→ Problem statement:
Show all lines from the records below in which the string "sentiment" is present.

*** Begin section ***

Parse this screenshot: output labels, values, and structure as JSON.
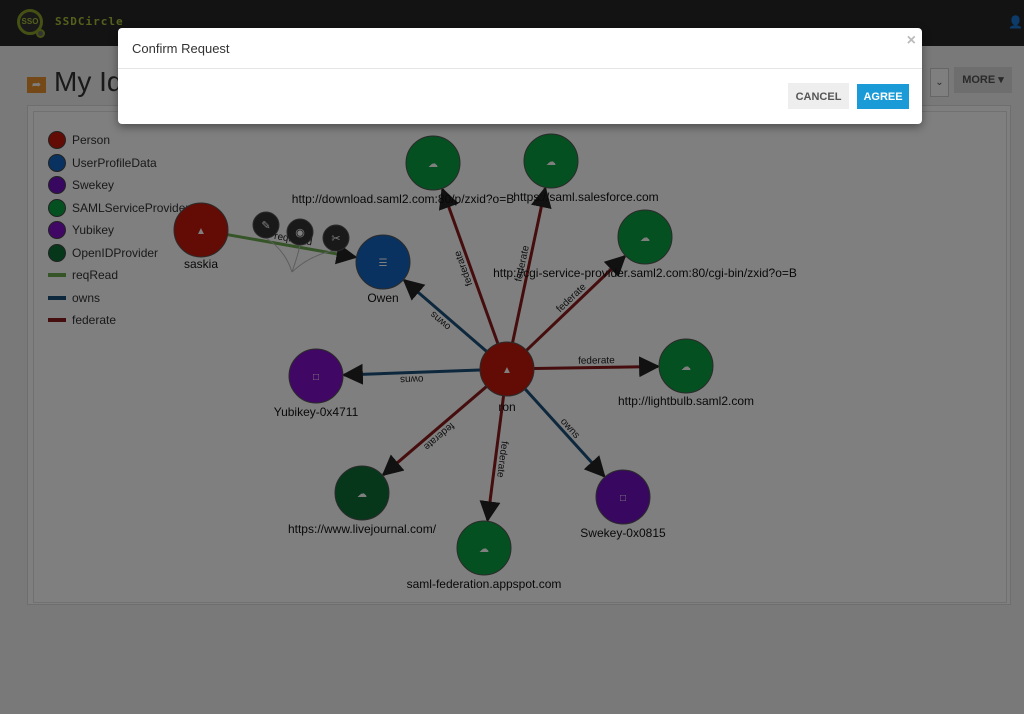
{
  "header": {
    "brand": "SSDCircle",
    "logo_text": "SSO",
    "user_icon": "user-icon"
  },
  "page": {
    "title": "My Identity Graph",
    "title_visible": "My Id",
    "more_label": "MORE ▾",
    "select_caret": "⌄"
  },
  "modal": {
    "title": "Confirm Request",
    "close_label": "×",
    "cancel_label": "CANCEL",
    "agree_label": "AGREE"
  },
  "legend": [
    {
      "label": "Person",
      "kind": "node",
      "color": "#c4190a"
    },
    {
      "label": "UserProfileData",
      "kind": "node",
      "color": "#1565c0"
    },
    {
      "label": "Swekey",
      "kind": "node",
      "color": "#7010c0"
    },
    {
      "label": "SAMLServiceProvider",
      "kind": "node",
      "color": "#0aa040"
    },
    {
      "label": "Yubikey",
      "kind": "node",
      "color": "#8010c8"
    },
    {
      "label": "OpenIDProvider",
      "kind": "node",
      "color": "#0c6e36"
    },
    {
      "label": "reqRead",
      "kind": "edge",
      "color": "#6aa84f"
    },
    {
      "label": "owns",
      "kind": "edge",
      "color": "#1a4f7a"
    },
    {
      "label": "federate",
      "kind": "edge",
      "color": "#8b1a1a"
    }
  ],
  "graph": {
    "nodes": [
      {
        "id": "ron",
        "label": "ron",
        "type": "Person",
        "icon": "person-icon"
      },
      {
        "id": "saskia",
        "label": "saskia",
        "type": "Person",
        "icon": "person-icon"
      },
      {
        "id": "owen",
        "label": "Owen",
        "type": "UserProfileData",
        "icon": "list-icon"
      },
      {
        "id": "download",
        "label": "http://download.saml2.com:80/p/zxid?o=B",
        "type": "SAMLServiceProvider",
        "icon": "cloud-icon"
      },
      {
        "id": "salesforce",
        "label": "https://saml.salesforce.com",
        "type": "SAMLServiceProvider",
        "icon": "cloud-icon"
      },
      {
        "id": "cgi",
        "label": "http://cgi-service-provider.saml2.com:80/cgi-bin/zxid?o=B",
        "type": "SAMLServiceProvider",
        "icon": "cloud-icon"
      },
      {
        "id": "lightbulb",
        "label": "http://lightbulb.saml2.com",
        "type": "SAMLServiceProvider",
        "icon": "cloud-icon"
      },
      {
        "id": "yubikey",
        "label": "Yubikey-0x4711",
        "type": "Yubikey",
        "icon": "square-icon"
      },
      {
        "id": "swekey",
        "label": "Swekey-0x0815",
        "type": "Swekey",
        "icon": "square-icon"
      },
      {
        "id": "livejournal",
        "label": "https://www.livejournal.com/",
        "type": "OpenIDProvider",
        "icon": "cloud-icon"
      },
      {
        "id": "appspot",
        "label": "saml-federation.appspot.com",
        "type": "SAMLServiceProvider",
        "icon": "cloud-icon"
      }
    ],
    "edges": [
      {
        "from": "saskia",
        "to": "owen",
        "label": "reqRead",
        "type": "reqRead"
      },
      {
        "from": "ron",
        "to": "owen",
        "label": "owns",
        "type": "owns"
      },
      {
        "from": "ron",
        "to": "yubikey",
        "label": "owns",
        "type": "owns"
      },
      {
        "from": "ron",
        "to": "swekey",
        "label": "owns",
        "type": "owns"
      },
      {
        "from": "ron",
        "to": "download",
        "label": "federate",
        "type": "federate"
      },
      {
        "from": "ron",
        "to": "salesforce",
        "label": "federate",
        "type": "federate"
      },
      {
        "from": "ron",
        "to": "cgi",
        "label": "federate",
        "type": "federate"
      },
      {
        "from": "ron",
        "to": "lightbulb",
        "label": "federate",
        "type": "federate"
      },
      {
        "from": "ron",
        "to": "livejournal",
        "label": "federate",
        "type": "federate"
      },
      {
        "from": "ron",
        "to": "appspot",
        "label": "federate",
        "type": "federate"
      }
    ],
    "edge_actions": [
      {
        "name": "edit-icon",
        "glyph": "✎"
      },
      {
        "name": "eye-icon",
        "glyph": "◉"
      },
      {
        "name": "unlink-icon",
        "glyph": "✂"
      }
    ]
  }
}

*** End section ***
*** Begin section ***

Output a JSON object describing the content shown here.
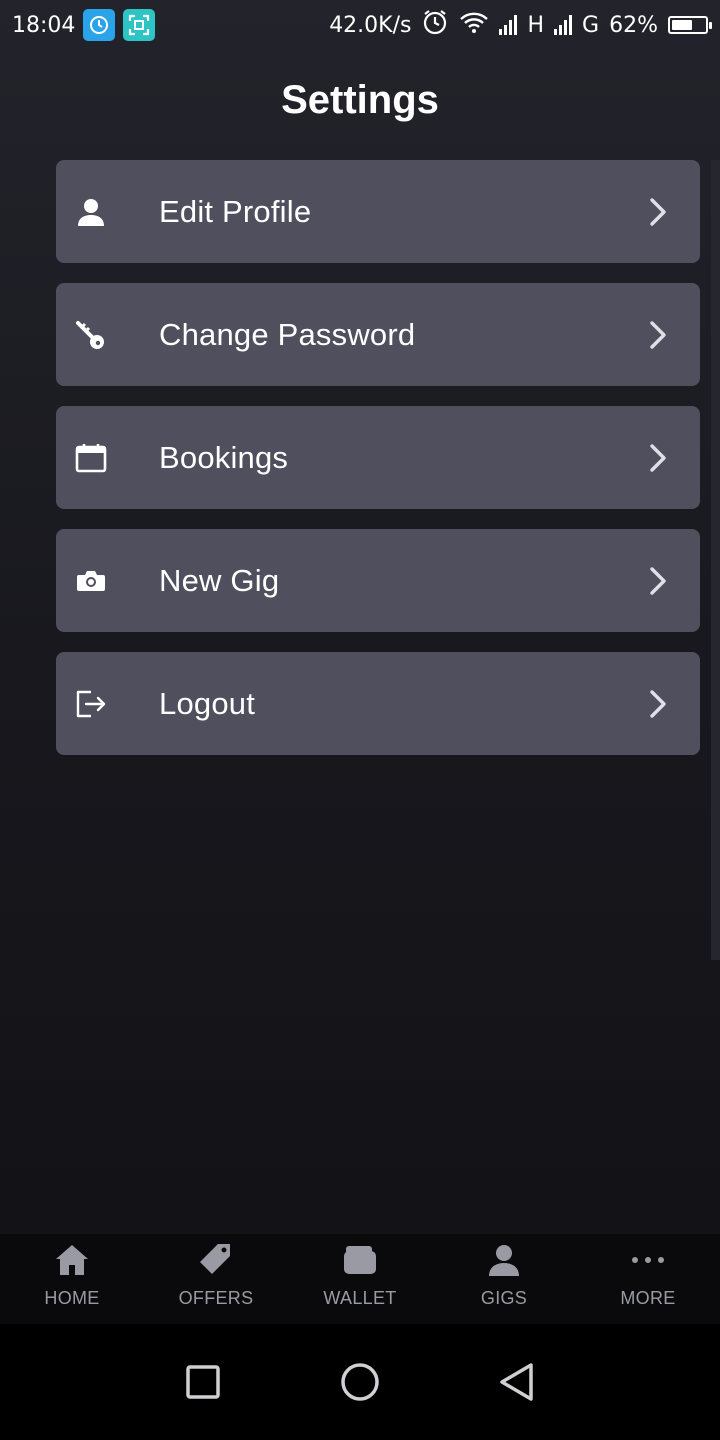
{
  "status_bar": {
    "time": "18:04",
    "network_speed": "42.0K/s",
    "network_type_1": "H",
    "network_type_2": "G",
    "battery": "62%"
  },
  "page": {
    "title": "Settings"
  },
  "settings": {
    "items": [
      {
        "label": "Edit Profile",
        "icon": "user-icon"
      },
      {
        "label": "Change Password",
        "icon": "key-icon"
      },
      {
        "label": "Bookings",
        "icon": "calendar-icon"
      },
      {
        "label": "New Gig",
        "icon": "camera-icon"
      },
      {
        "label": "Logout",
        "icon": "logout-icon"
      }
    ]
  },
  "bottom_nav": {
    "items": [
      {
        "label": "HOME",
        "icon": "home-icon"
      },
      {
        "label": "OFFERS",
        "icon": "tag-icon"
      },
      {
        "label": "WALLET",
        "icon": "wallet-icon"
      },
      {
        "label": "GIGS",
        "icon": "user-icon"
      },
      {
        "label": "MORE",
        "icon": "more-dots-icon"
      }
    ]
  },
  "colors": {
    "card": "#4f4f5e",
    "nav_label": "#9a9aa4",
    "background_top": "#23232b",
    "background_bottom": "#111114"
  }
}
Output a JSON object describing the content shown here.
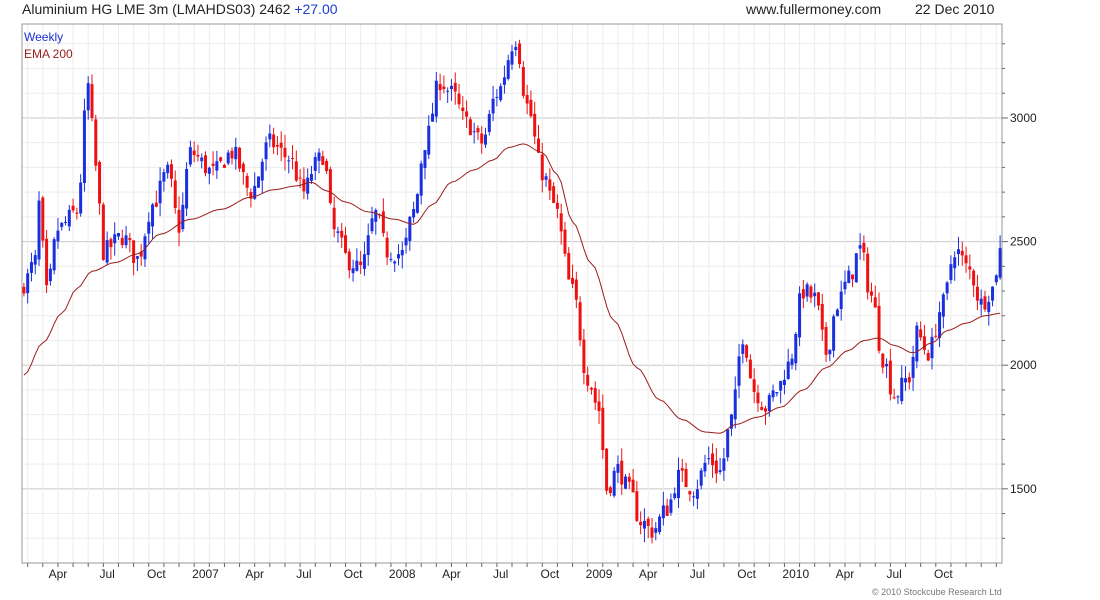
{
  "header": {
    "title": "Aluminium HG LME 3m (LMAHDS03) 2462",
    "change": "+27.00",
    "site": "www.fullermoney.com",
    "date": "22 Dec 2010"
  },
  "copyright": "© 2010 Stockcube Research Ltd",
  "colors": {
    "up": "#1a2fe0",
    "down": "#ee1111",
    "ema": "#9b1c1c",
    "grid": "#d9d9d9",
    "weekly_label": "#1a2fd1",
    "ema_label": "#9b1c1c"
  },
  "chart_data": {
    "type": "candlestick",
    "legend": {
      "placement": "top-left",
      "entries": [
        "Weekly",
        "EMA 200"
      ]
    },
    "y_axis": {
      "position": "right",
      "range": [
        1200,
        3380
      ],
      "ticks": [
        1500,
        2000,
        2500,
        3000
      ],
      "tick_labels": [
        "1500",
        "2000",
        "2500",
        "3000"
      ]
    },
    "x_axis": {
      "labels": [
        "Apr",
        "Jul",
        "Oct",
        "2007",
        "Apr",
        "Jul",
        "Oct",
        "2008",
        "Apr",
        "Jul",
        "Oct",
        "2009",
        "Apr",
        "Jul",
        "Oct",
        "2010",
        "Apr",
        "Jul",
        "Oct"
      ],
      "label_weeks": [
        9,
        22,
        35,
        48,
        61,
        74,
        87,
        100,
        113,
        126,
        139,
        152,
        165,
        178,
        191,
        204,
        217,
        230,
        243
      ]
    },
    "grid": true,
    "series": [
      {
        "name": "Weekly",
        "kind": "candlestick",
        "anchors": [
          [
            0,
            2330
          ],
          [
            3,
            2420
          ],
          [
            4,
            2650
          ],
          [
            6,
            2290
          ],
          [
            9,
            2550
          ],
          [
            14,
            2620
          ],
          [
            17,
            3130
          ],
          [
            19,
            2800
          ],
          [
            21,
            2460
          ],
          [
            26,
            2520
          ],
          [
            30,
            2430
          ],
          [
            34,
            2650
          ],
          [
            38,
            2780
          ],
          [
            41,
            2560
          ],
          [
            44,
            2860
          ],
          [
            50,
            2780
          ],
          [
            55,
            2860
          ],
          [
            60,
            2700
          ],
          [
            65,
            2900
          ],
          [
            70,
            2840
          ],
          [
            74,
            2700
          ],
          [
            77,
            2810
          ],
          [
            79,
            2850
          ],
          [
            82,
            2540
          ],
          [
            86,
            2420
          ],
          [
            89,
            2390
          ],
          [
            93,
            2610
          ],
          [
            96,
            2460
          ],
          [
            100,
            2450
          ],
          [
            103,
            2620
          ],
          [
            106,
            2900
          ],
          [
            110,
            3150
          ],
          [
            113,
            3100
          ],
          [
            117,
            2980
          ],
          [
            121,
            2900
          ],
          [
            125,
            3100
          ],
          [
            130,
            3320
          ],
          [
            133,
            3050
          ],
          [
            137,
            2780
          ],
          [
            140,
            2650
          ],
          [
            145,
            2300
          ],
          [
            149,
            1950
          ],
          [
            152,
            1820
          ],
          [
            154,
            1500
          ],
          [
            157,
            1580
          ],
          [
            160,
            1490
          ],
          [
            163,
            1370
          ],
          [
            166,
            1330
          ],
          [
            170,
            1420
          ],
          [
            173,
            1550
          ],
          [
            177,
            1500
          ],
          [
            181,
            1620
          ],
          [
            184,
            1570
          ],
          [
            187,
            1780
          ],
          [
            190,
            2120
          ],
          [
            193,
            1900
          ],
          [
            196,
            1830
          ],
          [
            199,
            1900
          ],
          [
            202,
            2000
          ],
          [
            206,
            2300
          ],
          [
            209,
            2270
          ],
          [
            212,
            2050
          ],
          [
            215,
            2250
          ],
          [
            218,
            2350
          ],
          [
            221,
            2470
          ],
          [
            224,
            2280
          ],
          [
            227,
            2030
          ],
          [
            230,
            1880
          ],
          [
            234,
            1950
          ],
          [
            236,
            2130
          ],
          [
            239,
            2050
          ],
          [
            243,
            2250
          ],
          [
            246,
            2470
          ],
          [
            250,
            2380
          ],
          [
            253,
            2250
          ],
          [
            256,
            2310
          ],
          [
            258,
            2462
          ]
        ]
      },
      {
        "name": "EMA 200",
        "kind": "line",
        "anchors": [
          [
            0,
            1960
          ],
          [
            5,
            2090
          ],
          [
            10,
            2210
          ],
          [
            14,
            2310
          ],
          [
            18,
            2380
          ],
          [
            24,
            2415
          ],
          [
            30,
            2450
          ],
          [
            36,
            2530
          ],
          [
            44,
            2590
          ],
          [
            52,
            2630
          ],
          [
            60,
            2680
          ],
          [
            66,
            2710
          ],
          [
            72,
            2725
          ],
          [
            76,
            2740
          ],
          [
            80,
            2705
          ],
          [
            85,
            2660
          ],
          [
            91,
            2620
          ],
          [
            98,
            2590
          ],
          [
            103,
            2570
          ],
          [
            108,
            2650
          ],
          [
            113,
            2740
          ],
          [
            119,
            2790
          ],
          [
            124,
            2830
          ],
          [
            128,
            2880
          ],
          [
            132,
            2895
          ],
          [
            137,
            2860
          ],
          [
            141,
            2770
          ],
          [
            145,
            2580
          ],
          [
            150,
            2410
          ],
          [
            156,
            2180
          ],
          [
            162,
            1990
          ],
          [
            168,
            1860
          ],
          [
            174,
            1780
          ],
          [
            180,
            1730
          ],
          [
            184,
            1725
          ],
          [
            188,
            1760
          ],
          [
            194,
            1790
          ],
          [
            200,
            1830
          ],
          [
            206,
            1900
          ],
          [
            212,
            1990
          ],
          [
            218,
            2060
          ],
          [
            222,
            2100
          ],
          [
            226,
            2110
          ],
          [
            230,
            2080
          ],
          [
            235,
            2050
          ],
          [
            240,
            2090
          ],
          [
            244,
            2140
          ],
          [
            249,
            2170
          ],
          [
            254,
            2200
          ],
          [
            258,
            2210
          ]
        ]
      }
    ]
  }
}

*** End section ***
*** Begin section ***

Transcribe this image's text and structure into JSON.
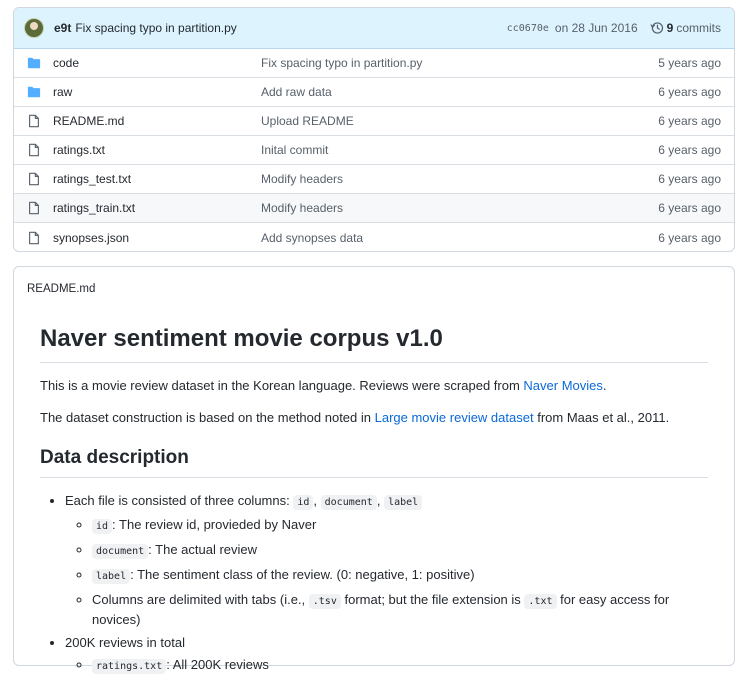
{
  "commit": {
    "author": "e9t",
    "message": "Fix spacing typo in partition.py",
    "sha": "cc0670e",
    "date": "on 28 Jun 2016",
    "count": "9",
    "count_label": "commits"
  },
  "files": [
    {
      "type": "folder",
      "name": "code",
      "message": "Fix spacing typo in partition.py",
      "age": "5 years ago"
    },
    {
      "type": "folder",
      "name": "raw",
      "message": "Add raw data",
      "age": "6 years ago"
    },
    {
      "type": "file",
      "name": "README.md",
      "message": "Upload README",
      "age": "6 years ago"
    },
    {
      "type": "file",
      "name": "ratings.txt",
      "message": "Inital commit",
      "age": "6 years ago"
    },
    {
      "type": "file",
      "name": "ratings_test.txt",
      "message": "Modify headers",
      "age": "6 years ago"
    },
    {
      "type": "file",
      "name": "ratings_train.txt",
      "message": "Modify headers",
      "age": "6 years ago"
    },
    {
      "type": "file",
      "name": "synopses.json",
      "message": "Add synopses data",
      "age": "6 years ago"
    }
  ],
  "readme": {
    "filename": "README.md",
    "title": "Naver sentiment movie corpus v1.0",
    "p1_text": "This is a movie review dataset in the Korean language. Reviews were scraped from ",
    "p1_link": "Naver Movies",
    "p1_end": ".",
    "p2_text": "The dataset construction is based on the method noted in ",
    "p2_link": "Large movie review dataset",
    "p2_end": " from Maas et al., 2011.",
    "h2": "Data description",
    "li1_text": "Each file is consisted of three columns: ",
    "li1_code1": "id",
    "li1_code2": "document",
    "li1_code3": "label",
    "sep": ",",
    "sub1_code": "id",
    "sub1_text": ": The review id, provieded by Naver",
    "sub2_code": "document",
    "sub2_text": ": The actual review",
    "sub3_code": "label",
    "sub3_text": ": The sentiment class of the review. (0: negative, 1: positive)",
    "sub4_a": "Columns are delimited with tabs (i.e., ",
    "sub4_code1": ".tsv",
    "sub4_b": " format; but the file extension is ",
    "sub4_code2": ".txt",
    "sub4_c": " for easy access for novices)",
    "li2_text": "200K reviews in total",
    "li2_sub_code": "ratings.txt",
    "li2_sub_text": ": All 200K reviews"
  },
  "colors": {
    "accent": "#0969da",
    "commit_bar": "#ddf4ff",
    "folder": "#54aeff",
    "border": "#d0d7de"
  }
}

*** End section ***

→ Solution for this task:
    "title": "Naver sentiment movie corpus v1.0",
    "sub3_text": ": The sentiment class of the review. (0: negative, 1: positive)",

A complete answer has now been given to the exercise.